April 22, 2004

Auckland, New Zealand ( — Euthanasia campaigner Lesley Martin, who was found guilty of killing her disabled mother, is urging supporters of assisted suicide to gather at police stations across the country on Friday — the same day she is scheduled to be sentenced.

"This is their one opportunity to have their say," Martin said. Now that her efforts to legalize euthanasia have become a nationwide controversy, she says it is time for her supporters to step forward.

But, police representatives told the New Zealand Herald newspaper that anyone coming to a police station to advocate assisted suicide would be wasting their time.

"It would also be a waste of police time," central district police commander Superintendent Mark Lammas said, because police are not legislators.

Earlier this month, Martin was found by a jury to be guilty of attempting to kill her mother, Joy Patricia Martin, in May 1999.

In a book she wrote, Martin states that she attempted to end her mother’s life by administering morphine and smothering her the next day. She had pledged that she would prevent her mother from undergoing a slow and painful death.

Sentencing was postponed until the end of the month. Then, a judge will rule on a defense motion to have her discharged without a conviction being recorded.

Brian Johnston, author of the book Death as a Salesman, told earlier in the trial, "I’ve been at numerous deathbeds and I know the emotions that surround suffering and death. I also know that there are better answers than killing these vulnerable patients."

Meanwhile, Joy Martin’s youngest daughter, Louise Britton, says her sister Lesley is wrong to her their mother’s death as a means of promoting assisted suicide. She told New Zealand media that her sister is "not a very nice person."

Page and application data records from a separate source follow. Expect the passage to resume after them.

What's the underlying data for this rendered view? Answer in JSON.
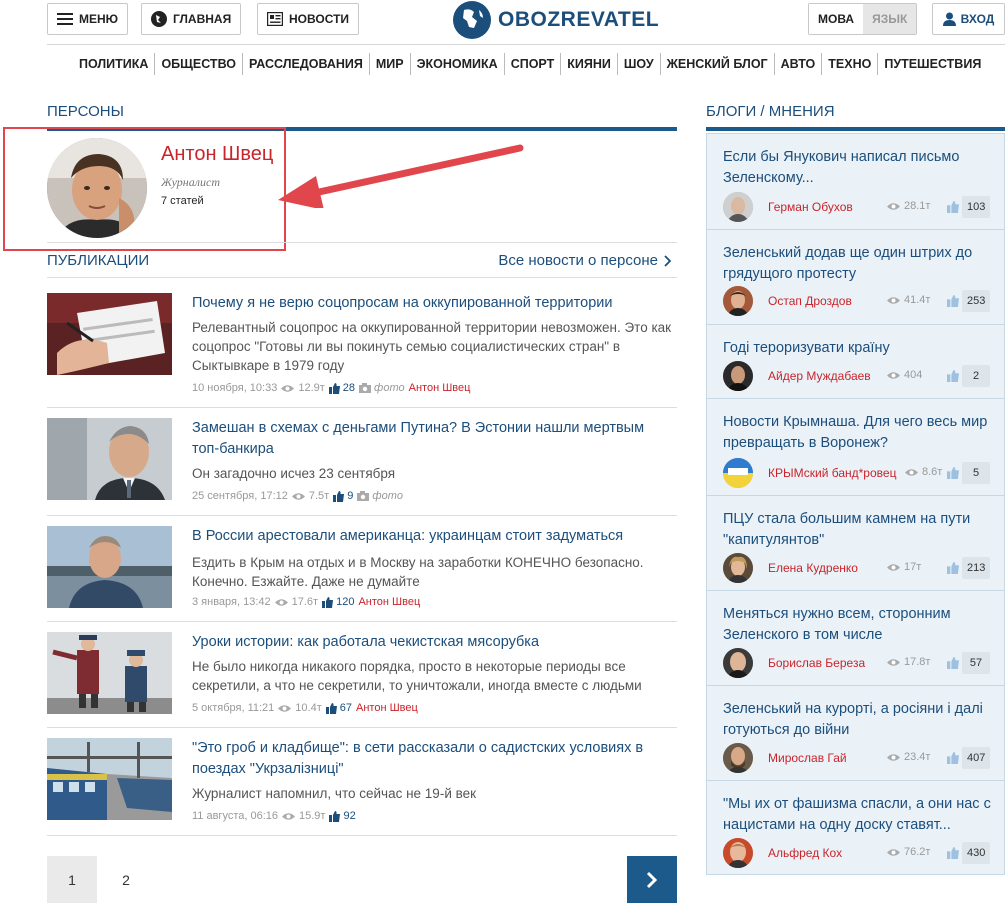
{
  "header": {
    "menu_label": "МЕНЮ",
    "home_label": "ГЛАВНАЯ",
    "news_label": "НОВОСТИ",
    "logo_text": "OBOZREVATEL",
    "lang_active": "МОВА",
    "lang_inactive": "ЯЗЫК",
    "login_label": "ВХОД"
  },
  "nav": [
    "ПОЛИТИКА",
    "ОБЩЕСТВО",
    "РАССЛЕДОВАНИЯ",
    "МИР",
    "ЭКОНОМИКА",
    "СПОРТ",
    "КИЯНИ",
    "ШОУ",
    "ЖЕНСКИЙ БЛОГ",
    "АВТО",
    "ТЕХНО",
    "ПУТЕШЕСТВИЯ"
  ],
  "persons": {
    "section_title": "ПЕРСОНЫ",
    "name": "Антон Швец",
    "role": "Журналист",
    "count": "7 статей"
  },
  "publications": {
    "section_title": "ПУБЛИКАЦИИ",
    "all_link": "Все новости о персоне",
    "items": [
      {
        "title": "Почему я не верю соцопросам на оккупированной территории",
        "lead": "Релевантный соцопрос на оккупированной территории невозможен. Это как соцопрос \"Готовы ли вы покинуть семью социалистических стран\" в Сыктывкаре в 1979 году",
        "date": "10 ноября, 10:33",
        "views": "12.9т",
        "likes": "28",
        "photo": "фото",
        "author": "Антон Швец"
      },
      {
        "title": "Замешан в схемах с деньгами Путина? В Эстонии нашли мертвым топ-банкира",
        "lead": "Он загадочно исчез 23 сентября",
        "date": "25 сентября, 17:12",
        "views": "7.5т",
        "likes": "9",
        "photo": "фото",
        "author": ""
      },
      {
        "title": "В России арестовали американца: украинцам стоит задуматься",
        "lead": "Ездить в Крым на отдых и в Москву на заработки КОНЕЧНО безопасно. Конечно. Езжайте. Даже не думайте",
        "date": "3 января, 13:42",
        "views": "17.6т",
        "likes": "120",
        "photo": "",
        "author": "Антон Швец"
      },
      {
        "title": "Уроки истории: как работала чекистская мясорубка",
        "lead": "Не было никогда никакого порядка, просто в некоторые периоды все секретили, а что не секретили, то уничтожали, иногда вместе с людьми",
        "date": "5 октября, 11:21",
        "views": "10.4т",
        "likes": "67",
        "photo": "",
        "author": "Антон Швец"
      },
      {
        "title": "\"Это гроб и кладбище\": в сети рассказали о садистских условиях в поездах \"Укрзалізниці\"",
        "lead": "Журналист напомнил, что сейчас не 19-й век",
        "date": "11 августа, 06:16",
        "views": "15.9т",
        "likes": "92",
        "photo": "",
        "author": ""
      }
    ]
  },
  "pagination": {
    "current": "1",
    "next_page": "2"
  },
  "blogs": {
    "section_title": "БЛОГИ / МНЕНИЯ",
    "items": [
      {
        "title": "Если бы Янукович написал письмо Зеленскому...",
        "author": "Герман Обухов",
        "views": "28.1т",
        "likes": "103"
      },
      {
        "title": "Зеленський додав ще один штрих до грядущого протесту",
        "author": "Остап Дроздов",
        "views": "41.4т",
        "likes": "253"
      },
      {
        "title": "Годі тероризувати країну",
        "author": "Айдер Муждабаев",
        "views": "404",
        "likes": "2"
      },
      {
        "title": "Новости Крымнаша. Для чего весь мир превращать в Воронеж?",
        "author": "КРЫМский банд*ровец",
        "views": "8.6т",
        "likes": "5"
      },
      {
        "title": "ПЦУ стала большим камнем на пути \"капитулянтов\"",
        "author": "Елена Кудренко",
        "views": "17т",
        "likes": "213"
      },
      {
        "title": "Меняться нужно всем, сторонним Зеленского в том числе",
        "author": "Борислав Береза",
        "views": "17.8т",
        "likes": "57"
      },
      {
        "title": "Зеленський на курорті, а росіяни і далі готуються до війни",
        "author": "Мирослав Гай",
        "views": "23.4т",
        "likes": "407"
      },
      {
        "title": "\"Мы их от фашизма спасли, а они нас с нацистами на одну доску ставят...",
        "author": "Альфред Кох",
        "views": "76.2т",
        "likes": "430"
      }
    ]
  },
  "colors": {
    "brand_blue": "#1c4e7c",
    "accent_red": "#c9242b",
    "highlight_red": "#e0464b"
  },
  "icons": [
    "hamburger-icon",
    "globe-icon",
    "newspaper-icon",
    "user-icon",
    "eye-icon",
    "thumbs-up-icon",
    "camera-icon",
    "chevron-right-icon",
    "arrow-annotation"
  ]
}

"No one knows what she’s truly like . . . There’s a lot of people she’s hurt," Britton said.